Cameras & Optics Design and a Camera Calculator Walkthrough
Camera Design Resources
Camera design is a multi-disciplinary effort requiring optical, mechanical, electrical, firmware, and software engineering. Talented engineers can run into areas which they are not as familiar with. We are from the worlds of optical engineering, camera module assembly, and image quality testing. We have put together a preliminary walk-through for the first-order camera design below.
- Calculate Your System Angle of View Requirements
- Select Your Image Sensor and Electronics
- Calculate Your Target Lens Focal Length
- Find Lenses that are in the Focal Length Range
- Calculate the Exact Field of View
- Calculate the Depth of Field of your System
- Design the Mechanics of your Camera
Camera Component Selection Starts with an Angle of View Calculator
Start by Determining the Required Camera Angle of View
The first step of a camera project is to determine the Angle of View (AoV) which you would like the camera to provide.

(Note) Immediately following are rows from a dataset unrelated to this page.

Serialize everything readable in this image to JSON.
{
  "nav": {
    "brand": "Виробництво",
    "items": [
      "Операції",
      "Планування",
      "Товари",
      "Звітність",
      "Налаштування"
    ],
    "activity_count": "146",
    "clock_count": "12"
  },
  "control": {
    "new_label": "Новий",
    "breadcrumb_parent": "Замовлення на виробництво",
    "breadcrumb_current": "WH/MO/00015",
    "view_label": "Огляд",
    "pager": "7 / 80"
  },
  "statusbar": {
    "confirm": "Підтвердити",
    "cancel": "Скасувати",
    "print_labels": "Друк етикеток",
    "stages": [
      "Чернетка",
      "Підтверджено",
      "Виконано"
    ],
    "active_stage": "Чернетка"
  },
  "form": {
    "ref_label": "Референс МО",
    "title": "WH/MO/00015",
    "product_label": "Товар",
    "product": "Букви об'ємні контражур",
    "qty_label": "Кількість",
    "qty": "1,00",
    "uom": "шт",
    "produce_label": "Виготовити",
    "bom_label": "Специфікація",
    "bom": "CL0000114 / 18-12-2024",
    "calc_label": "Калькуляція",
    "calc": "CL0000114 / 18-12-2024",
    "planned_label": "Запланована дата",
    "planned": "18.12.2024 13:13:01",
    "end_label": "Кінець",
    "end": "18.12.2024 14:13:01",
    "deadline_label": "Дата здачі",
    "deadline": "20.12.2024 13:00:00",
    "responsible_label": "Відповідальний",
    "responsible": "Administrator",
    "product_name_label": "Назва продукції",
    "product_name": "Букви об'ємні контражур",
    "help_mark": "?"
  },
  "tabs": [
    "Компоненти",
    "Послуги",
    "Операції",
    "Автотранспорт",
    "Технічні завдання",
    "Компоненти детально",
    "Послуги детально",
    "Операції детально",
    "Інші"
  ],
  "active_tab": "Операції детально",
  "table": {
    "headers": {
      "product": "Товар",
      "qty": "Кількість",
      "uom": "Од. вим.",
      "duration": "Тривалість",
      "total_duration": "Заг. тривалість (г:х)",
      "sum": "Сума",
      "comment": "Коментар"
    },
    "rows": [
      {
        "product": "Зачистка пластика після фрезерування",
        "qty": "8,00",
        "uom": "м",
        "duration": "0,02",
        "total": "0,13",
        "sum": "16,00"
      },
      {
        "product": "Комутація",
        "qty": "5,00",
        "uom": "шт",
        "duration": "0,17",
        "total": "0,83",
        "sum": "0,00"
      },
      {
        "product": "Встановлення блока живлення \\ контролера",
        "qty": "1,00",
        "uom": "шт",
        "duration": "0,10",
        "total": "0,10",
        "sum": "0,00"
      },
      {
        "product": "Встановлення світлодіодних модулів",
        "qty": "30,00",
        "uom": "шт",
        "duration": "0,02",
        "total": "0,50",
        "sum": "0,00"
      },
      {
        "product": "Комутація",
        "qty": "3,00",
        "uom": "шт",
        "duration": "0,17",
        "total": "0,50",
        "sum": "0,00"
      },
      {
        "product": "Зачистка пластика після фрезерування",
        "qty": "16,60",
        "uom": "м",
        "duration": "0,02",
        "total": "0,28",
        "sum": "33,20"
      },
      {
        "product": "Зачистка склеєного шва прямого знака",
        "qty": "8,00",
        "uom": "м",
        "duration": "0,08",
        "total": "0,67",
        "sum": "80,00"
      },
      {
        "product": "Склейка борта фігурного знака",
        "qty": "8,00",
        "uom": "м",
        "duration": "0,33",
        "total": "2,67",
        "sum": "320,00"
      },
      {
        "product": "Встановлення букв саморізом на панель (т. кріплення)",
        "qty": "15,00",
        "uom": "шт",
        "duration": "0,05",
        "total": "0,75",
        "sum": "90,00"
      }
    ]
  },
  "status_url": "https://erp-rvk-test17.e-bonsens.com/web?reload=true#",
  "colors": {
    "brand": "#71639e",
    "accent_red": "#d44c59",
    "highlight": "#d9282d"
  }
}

The AoV is the same as Field of View, however, we use AoV to help clarify early stage communication. This allows you to separate your scene requirement from the functional performance of a lens and sensor combination.

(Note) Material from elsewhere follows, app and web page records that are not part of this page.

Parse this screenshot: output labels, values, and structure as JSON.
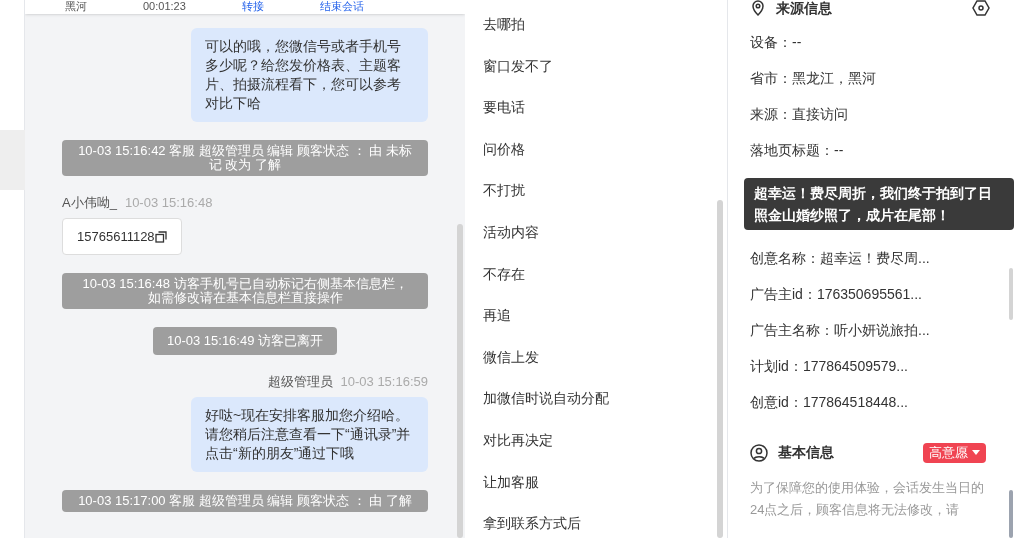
{
  "top_bar": {
    "items": [
      {
        "kind": "text",
        "label": "黑河"
      },
      {
        "kind": "text",
        "label": "00:01:23"
      },
      {
        "kind": "link",
        "label": "转接"
      },
      {
        "kind": "link",
        "label": "结束会话"
      }
    ]
  },
  "chat": [
    {
      "kind": "agent",
      "text": "可以的哦，您微信号或者手机号多少呢？给您发价格表、主题客片、拍摄流程看下，您可以参考对比下哈"
    },
    {
      "kind": "system",
      "text": "10-03 15:16:42 客服 超级管理员 编辑 顾客状态 ： 由 未标记 改为 了解"
    },
    {
      "kind": "visitor_header",
      "name": "A小伟呦_",
      "time": "10-03 15:16:48"
    },
    {
      "kind": "phone",
      "text": "15765611128"
    },
    {
      "kind": "system",
      "text": "10-03 15:16:48 访客手机号已自动标记右侧基本信息栏，如需修改请在基本信息栏直接操作"
    },
    {
      "kind": "notice",
      "text": "10-03 15:16:49 访客已离开"
    },
    {
      "kind": "agent_header",
      "name": "超级管理员",
      "time": "10-03 15:16:59"
    },
    {
      "kind": "agent",
      "text": "好哒~现在安排客服加您介绍哈。请您稍后注意查看一下“通讯录”并点击“新的朋友”通过下哦"
    },
    {
      "kind": "system",
      "text": "10-03 15:17:00 客服 超级管理员 编辑 顾客状态 ： 由 了解"
    }
  ],
  "quick_replies": [
    "去哪拍",
    "窗口发不了",
    "要电话",
    "问价格",
    "不打扰",
    "活动内容",
    "不存在",
    "再追",
    "微信上发",
    "加微信时说自动分配",
    "对比再决定",
    "让加客服",
    "拿到联系方式后"
  ],
  "source_info": {
    "title": "来源信息",
    "rows": [
      {
        "kind": "row",
        "text": "设备：--"
      },
      {
        "kind": "row",
        "text": "省市：黑龙江，黑河"
      },
      {
        "kind": "row",
        "text": "来源：直接访问"
      },
      {
        "kind": "row",
        "text": "落地页标题：--"
      },
      {
        "kind": "tooltip",
        "text": "超幸运！费尽周折，我们终于拍到了日照金山婚纱照了，成片在尾部！"
      },
      {
        "kind": "row",
        "text": "创意名称：超幸运！费尽周..."
      },
      {
        "kind": "row",
        "text": "广告主id：176350695561..."
      },
      {
        "kind": "row",
        "text": "广告主名称：听小妍说旅拍..."
      },
      {
        "kind": "row",
        "text": "计划id：177864509579..."
      },
      {
        "kind": "row",
        "text": "创意id：177864518448..."
      }
    ]
  },
  "basic_info": {
    "title": "基本信息",
    "intent_tag": "高意愿",
    "notice": "为了保障您的使用体验，会话发生当日的24点之后，顾客信息将无法修改，请"
  }
}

You can use our camera angle of view calculator to complete this calculation, without the trigonometry. We provide an example of a security system scene layout.
A few initial questions which should be answered are:
- How many cameras do I need to provide full coverage of the scene, if more than one?
- What is the closest distance of the object/scene under inspection? What is the furthest distance of the object?
- What is the minimum distance which the camera needs to see top to bottom?
- What is the minimum distance which the camera needs to see from left to right?
Select Your Camera Electronics
Select Your Camera Image Sensor and Lens in Parallel
The next step is to select an image sensor and camera electronics. Many people jump to this step before determining the required system field of view requirements. Consider the requirements of both the system electronics and camera lens at the same time, otherwise, you may run into the laws of physics. A few questions to ask are:
- What electronic interface (ouput) requirements does my system have?
- What are the minimum number of pixels across an object?
- What are the total number of output pixels which your camera needs?
Now that you have identified at least one camera which could work, you should find and write down the number of Horizontal Active Pixels and Vertical Active Pixels for your desired mode. Also, find the Pixel Pitch on the sensor specification. In the case you are using the Raspberry Pi High-Quality camera, these values are 4056*3040 and 1.55um if using the "-md -3" mode.
Define your Lens Constraints by using our Camera Focal Length Calculator
Calculate a Range for your Lens Focal Length Requirements
The third step is to calculate a range of acceptable Effective Focal Length values. Then, establish the mechanical mounting constraints for your lens. Check whether your target Horizontal Field of View or Vertical Field of View exceeds 100 degrees. If so, the lens will likely have distortion.
You can then find lenses which are in the target EFL range.
Use our M12 Lens Field of View Calculator to determine the Camera FoV
Calculate the FoV of the Lens and Image Sensor Combination
The final step in the component selection process is to calculate the field of view of your selected lens and sensor combination. This can be cross-referenced against your calculated Camera Angle of View Requirements. We recommend iterating each step until you find the best camera and lens combination. If you can't find the exact combination with our lenses, please contact us.
The field of view of a lens is dependent upon the Sensor Size, the Optical Effective Focal Length (EFL) and Lens Distortion. In our calculator, we use a simplified equation which does not include distortion.
Use our Depth of Field Calculator to determine the Camera's DoF
Calculate the DoF of the Lens and Image Sensor Combination
Once you have selected an optimal lens and image sensor combination, you can calculate the depth of field of the system. For adjustable aperture (iris) lenses, this calculation allows you to optimize the target F/# of the system. We recommend calculating the depth of field at an earlier stage of the component selection process if your object is closer than 500mm. A 2-pixel blur is 'sharply in-focus' and a 4-pixel blur as 'moderately in-focus'.
Many people ask what is the hyperfocal distance of a camera. The definition of the hyperfocal distance is "when a lens is focused at its hyperfocal distance, the depth of field will extend to infinity". A corollary to the hyperfocal distance is the near focus distance, which is the closest distance at which the scene is in focus. When the lens is focused at the hyperfocal distance, this distance is exactly 1/2 of the hyperfocal distance.
To understand the relationship between Depth of Field and EFL and F/#, we've created a depth of field lookup chart. This chart uses inputs of the Sony IMX477 series image sensors and common M12 lens focal lengths. In practice, many people focus the lens closer than the hyperfocal distance, particularly when a lens with EFL greater than 4mm is used.
Read our Walk Through on Lens Adapters and Camera Mount Compatibility.
Select Your Lens Mount and Design Your Housing
We suggest starting the design of a lens mount and housing after all of the optical and electronic components have been selected. We've provided a page to help you determine the compatibility of various lens types and camera mounts